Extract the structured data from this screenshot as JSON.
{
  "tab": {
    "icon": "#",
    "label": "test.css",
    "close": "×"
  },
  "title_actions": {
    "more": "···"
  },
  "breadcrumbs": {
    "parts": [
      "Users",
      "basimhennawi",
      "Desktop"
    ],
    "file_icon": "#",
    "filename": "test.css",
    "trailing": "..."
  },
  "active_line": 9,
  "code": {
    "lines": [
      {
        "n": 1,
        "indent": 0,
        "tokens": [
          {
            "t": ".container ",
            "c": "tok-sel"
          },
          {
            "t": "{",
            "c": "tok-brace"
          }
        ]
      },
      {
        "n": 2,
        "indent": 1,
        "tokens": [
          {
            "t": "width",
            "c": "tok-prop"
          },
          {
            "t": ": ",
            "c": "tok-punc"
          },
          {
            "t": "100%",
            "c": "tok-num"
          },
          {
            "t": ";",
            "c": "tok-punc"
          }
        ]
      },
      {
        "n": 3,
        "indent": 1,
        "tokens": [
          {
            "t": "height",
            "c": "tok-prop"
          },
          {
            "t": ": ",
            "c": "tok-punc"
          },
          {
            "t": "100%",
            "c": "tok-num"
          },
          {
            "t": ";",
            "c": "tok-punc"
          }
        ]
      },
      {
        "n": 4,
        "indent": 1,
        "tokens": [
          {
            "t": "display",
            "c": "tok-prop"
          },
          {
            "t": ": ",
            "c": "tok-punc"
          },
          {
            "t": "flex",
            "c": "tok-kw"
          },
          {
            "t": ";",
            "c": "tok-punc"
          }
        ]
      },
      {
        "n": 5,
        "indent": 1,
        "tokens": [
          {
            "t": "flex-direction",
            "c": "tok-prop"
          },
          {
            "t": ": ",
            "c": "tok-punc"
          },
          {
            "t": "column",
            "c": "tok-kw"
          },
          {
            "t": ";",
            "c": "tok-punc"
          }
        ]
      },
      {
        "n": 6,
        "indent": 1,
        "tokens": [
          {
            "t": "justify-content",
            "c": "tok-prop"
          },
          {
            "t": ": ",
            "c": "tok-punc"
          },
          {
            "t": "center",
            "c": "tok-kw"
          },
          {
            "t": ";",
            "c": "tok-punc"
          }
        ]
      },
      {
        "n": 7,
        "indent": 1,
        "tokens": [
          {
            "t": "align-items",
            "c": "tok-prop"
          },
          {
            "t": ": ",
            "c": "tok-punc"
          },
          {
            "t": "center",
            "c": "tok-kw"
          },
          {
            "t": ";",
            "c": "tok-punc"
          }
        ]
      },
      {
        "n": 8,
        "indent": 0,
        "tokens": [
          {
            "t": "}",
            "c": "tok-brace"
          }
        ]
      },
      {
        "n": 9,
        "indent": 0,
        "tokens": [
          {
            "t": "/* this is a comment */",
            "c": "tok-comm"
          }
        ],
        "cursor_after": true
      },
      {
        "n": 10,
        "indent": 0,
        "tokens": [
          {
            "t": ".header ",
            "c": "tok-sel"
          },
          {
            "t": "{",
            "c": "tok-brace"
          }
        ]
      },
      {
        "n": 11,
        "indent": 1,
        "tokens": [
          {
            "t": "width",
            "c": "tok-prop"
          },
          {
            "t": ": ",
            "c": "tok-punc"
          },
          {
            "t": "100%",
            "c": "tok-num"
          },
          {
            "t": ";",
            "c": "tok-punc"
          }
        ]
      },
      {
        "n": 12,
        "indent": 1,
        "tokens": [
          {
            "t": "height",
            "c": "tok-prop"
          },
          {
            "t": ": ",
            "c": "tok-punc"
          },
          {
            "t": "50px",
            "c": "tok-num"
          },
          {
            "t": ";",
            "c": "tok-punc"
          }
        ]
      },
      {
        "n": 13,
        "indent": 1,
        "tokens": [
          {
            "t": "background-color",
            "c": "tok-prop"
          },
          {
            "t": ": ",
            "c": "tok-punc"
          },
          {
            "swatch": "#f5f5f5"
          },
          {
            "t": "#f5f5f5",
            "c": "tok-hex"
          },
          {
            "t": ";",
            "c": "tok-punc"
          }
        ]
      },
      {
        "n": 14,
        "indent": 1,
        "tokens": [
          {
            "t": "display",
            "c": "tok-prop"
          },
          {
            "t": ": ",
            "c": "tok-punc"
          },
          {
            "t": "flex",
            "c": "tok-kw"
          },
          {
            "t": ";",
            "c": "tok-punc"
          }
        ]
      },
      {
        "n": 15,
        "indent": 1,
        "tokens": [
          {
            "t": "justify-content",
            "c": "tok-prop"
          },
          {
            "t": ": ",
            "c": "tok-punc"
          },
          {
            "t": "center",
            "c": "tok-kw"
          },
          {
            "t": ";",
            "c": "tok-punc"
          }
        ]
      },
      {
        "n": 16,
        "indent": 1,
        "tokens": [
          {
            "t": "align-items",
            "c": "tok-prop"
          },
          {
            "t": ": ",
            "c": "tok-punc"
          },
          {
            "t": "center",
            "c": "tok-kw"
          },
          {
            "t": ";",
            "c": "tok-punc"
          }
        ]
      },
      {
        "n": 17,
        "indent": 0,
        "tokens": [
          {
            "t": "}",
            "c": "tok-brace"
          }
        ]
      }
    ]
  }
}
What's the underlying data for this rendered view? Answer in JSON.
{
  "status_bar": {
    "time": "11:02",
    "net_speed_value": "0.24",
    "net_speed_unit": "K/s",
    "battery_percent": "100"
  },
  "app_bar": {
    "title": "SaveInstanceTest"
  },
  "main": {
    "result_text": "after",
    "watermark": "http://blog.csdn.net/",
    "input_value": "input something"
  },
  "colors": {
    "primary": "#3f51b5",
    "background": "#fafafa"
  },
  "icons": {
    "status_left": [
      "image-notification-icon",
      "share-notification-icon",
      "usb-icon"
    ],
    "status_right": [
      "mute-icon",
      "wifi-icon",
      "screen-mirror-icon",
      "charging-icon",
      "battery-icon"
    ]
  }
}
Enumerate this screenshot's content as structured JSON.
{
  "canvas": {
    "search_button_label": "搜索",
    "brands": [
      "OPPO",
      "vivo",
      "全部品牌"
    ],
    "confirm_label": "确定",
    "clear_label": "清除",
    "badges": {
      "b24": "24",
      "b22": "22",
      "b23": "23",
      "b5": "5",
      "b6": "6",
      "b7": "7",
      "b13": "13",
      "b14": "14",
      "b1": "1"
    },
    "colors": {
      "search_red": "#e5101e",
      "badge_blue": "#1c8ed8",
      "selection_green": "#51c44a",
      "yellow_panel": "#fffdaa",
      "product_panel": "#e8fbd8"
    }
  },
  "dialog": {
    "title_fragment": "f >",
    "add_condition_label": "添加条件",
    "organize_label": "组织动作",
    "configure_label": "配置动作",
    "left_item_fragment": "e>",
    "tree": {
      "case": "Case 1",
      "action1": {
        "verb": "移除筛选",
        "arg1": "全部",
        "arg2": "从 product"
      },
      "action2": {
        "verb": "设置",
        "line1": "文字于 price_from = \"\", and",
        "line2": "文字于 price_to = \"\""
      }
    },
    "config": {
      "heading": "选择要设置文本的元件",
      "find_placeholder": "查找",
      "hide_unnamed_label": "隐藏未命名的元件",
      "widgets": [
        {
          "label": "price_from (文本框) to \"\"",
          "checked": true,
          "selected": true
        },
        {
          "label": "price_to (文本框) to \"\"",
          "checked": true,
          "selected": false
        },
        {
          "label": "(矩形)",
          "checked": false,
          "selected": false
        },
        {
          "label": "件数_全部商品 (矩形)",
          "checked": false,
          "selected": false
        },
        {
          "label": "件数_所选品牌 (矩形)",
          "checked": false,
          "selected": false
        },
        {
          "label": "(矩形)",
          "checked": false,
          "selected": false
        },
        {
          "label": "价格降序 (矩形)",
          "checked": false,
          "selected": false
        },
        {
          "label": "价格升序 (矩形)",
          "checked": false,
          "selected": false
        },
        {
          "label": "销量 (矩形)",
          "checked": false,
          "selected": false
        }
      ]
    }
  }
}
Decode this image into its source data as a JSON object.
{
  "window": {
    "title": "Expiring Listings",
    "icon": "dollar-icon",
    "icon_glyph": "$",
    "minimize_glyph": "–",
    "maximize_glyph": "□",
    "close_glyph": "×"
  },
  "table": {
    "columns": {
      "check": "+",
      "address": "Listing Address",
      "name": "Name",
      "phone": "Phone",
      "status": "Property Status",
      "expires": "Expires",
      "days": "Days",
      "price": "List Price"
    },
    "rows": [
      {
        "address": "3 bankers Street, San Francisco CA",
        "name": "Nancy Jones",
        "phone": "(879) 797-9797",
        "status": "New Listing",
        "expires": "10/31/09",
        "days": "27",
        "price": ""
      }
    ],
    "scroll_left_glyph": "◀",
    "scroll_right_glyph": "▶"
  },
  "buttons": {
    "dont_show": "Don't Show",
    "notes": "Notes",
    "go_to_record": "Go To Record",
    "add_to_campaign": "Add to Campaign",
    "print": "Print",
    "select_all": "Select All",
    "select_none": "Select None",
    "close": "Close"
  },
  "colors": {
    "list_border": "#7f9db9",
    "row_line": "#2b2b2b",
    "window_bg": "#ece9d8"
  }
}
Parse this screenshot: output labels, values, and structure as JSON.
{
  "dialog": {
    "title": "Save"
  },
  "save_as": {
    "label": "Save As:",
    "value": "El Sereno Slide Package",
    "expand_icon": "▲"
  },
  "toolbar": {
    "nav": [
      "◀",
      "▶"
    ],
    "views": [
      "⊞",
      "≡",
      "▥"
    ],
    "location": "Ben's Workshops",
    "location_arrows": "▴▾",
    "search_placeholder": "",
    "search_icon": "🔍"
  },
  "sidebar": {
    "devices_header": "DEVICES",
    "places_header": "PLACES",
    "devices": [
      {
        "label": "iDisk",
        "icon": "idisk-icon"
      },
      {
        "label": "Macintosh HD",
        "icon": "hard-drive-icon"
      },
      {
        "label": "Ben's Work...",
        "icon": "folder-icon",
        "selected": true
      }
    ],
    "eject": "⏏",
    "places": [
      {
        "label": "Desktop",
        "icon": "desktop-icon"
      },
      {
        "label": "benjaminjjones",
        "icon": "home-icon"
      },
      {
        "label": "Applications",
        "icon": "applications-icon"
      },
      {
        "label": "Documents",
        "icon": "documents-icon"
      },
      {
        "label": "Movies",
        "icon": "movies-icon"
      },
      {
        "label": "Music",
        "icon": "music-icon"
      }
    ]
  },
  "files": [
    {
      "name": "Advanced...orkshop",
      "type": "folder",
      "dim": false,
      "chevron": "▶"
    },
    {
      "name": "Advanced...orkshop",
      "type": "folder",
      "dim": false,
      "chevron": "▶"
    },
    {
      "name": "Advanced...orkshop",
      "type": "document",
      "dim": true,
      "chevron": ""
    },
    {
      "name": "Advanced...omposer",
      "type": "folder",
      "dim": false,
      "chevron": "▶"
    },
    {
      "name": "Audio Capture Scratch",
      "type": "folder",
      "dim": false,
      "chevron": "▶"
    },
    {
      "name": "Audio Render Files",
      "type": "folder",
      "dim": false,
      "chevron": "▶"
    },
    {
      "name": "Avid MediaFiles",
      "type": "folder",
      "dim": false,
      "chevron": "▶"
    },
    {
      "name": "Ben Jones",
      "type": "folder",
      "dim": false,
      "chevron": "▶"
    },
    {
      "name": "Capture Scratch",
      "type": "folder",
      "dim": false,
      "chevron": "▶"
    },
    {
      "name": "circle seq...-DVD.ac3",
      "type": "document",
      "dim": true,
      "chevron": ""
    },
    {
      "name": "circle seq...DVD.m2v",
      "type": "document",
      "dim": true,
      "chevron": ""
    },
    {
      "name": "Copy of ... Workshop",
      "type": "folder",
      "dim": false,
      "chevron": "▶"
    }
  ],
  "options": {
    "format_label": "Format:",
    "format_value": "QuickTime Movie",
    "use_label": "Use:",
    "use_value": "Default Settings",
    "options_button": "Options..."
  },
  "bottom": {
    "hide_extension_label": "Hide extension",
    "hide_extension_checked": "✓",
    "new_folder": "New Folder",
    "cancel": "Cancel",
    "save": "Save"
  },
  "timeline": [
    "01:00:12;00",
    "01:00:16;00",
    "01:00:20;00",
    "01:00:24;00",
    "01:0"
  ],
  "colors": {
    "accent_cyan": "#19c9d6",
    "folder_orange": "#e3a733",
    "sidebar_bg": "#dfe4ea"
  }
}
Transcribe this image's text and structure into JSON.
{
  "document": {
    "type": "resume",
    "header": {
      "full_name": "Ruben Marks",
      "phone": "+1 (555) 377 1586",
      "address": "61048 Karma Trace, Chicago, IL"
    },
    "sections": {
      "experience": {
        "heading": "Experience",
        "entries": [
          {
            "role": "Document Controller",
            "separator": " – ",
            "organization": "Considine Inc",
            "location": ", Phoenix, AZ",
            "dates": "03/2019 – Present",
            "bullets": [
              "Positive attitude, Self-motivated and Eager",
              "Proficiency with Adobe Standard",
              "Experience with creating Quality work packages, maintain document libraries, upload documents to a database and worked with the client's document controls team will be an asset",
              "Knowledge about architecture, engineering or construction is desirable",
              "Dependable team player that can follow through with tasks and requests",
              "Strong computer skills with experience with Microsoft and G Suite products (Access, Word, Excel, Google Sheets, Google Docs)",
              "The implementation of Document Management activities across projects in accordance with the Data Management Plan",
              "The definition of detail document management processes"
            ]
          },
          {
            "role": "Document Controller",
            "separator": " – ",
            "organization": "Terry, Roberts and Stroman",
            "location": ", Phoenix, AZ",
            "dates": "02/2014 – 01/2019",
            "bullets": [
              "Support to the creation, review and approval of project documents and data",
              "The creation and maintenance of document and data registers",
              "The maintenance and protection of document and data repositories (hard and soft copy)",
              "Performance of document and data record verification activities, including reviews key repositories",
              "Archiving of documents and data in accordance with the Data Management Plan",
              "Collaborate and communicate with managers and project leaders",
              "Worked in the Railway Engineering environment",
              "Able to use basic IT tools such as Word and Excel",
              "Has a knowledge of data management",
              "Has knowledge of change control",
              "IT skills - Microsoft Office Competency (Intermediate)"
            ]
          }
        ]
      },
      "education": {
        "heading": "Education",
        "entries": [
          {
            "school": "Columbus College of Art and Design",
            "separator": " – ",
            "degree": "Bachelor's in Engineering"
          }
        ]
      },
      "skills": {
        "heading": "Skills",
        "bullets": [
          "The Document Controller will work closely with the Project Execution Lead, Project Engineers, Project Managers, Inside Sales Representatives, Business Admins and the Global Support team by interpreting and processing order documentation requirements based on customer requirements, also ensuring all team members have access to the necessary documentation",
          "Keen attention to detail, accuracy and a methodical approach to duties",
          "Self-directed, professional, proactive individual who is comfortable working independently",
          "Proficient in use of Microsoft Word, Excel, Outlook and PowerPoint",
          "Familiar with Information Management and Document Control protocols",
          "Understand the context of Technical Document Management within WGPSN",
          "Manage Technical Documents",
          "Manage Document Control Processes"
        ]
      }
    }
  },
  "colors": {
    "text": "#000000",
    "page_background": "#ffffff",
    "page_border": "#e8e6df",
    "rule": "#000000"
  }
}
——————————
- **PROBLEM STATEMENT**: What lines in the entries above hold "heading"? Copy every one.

- **ANSWER TO THIS TASK**:
      "heading": "选择要设置文本的元件",
        "heading": "Experience",
        "heading": "Education",
        "heading": "Skills",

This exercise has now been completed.